zeta(2) = 3*sum {n >= 1} (1701*n^4  1944*n^3 + 729*n^2  96*n + 4)/( ((3*n)*(3*n  1)*(3*n  2))^2*C(6*n,3*n) ) (Bala, Section 6).
See A108625 for series and continued fraction expansions for zeta(2) associated with the crystal ball sequences for the A_n lattice. See also A142995 and A142999. (End)


EXAMPLE

1.6449340668482264364724151666460251892189499012067984377355582293700074704032...


MATHEMATICA

RealDigits[N[Pi^2/6, 100]][[1]]


PROG

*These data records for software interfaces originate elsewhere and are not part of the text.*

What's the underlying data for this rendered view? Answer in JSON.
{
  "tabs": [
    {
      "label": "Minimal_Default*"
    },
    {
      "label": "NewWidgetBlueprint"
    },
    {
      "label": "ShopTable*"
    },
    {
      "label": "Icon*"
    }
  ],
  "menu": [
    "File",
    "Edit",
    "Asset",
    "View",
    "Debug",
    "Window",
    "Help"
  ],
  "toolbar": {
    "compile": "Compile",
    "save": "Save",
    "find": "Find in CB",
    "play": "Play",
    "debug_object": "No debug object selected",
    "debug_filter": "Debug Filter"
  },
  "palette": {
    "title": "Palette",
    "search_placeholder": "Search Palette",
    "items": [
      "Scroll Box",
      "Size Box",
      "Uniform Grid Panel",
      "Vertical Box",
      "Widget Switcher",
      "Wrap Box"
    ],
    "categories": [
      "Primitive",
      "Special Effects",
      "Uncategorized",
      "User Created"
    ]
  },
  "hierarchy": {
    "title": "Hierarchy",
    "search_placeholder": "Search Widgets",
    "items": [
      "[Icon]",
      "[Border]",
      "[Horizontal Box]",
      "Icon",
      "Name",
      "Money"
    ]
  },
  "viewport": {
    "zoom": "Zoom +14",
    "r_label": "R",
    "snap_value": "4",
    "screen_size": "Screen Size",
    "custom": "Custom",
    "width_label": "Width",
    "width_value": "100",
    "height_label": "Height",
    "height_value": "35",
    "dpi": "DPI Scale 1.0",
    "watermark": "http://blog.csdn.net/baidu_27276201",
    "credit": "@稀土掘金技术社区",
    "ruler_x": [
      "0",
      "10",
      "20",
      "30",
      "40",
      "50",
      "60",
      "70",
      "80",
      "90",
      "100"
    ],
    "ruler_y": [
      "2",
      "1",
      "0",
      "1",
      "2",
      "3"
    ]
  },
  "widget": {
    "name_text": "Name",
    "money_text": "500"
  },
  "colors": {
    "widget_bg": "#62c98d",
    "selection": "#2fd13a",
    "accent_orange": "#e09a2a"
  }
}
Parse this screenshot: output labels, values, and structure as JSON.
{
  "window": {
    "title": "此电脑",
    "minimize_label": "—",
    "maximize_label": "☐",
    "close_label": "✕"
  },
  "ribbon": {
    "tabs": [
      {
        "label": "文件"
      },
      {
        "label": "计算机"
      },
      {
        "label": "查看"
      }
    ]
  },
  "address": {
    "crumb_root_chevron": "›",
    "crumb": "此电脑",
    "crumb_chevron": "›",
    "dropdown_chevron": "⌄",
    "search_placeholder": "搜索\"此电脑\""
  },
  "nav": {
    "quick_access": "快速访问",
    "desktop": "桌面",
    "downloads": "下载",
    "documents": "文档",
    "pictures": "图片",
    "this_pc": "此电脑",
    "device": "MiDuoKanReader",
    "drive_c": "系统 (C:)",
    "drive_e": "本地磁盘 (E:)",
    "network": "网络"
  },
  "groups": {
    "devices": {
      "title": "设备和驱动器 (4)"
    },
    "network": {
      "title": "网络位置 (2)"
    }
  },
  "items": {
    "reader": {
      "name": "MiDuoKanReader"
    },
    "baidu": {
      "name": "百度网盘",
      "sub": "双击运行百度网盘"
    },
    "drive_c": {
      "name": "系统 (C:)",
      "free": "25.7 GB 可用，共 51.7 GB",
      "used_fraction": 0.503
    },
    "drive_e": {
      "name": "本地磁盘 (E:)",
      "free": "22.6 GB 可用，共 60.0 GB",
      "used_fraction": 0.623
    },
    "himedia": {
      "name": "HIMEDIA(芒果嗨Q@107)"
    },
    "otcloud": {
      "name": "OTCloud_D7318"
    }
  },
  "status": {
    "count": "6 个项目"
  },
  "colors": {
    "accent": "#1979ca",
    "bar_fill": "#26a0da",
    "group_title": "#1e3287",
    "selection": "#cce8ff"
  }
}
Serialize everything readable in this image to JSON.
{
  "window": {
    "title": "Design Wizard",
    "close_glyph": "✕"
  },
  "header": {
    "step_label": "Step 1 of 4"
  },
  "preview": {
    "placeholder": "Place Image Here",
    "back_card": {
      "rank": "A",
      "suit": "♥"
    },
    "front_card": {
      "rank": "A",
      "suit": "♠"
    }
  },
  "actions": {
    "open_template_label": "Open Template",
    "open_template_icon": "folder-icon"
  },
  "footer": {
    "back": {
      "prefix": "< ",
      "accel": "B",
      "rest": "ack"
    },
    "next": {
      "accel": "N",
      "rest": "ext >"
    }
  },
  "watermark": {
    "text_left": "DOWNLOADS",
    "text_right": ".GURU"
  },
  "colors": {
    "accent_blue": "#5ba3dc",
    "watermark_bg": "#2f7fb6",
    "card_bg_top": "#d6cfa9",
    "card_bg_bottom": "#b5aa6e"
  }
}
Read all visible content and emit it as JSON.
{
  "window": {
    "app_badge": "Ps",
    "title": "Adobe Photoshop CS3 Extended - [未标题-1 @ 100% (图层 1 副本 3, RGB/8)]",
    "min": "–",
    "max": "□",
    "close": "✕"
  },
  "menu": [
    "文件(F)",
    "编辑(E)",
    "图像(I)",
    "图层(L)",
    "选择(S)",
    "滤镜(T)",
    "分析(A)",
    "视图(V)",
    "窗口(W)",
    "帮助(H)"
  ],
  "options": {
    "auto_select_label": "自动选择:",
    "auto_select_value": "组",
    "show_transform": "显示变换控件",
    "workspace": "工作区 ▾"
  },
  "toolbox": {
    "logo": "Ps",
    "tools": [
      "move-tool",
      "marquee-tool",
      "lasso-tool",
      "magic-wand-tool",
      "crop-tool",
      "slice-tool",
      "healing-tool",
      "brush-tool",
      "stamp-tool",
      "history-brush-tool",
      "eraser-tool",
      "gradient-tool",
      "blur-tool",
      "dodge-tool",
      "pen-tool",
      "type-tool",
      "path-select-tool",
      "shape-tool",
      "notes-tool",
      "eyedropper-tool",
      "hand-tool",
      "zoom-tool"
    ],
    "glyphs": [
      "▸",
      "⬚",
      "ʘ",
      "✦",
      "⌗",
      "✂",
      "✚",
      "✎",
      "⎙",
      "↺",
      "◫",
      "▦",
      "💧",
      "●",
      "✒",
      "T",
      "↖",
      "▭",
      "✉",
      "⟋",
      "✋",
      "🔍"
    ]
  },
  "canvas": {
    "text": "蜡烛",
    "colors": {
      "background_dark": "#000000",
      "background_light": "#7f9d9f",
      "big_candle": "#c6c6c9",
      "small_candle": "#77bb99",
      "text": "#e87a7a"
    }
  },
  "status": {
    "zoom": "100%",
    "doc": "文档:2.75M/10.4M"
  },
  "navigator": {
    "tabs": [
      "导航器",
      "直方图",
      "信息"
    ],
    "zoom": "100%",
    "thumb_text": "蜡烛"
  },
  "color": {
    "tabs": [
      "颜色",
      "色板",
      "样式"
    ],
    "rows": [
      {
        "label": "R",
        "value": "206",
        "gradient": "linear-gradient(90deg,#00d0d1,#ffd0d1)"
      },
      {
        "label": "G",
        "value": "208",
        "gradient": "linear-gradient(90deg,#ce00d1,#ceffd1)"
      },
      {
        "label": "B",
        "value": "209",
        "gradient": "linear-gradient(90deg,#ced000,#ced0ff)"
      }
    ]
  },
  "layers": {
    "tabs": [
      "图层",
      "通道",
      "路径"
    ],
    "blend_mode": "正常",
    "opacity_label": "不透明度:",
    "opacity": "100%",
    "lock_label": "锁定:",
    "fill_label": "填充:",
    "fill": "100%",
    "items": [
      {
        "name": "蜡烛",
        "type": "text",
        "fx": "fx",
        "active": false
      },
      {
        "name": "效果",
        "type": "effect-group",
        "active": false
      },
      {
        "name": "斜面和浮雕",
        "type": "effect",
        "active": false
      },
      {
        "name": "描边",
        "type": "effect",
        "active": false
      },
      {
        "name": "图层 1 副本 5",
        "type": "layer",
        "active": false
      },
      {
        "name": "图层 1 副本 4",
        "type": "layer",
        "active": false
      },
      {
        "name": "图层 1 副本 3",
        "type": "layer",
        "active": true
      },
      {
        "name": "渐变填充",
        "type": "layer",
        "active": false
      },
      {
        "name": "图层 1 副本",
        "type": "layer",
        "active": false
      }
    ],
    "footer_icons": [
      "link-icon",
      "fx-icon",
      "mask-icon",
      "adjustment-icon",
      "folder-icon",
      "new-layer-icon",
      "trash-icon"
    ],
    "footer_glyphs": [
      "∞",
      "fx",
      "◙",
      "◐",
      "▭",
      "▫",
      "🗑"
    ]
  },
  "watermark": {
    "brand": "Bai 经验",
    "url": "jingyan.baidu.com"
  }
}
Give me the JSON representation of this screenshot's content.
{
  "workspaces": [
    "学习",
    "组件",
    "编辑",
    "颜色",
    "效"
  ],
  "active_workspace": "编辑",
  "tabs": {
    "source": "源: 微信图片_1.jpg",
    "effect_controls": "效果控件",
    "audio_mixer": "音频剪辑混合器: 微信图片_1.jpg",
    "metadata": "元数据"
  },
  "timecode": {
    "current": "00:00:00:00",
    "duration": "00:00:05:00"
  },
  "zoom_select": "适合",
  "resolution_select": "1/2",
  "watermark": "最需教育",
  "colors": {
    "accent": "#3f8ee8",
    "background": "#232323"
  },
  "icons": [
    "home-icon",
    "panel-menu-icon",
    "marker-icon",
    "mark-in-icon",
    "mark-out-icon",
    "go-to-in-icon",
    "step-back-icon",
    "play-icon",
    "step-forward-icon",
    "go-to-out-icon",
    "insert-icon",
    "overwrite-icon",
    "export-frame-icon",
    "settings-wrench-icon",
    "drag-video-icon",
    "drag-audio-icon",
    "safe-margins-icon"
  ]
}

(PARI) \p 200; Pi^2/6
(PARI) \p 200 dilog(1) \p 200 zeta(2)
(PARI) a(n)=if(n<1, 0, default(realprecision, n+2); floor(Pi^2/6*10^(n1))%10)
(PARI) { default(realprecision, 20080); x=Pi^2/6; for (n=1, 20000, d=floor(x); x=(xd)*10; write("b013661.txt", n, " ", d)); } [Harry J. Smith, Apr 29 2009]
(Maxima) fpprec : 100$ ev(bfloat(zeta(2)))$ bfloat(%); /* Martin Ettl, Oct 21 2012 */


CROSSREFS

Cf. A013679, A013631, A013680, 1/A059956. A108625, A142995, A142999.
Sequence in context: A201587 A110756 A200698 * A209273 A019174 A019166
Adjacent sequences: A013658 A013659 A013660 * A013662 A013663 A013664


KEYWORD

cons,nonn,nice


AUTHOR

N. J. A. Sloane.


STATUS

approved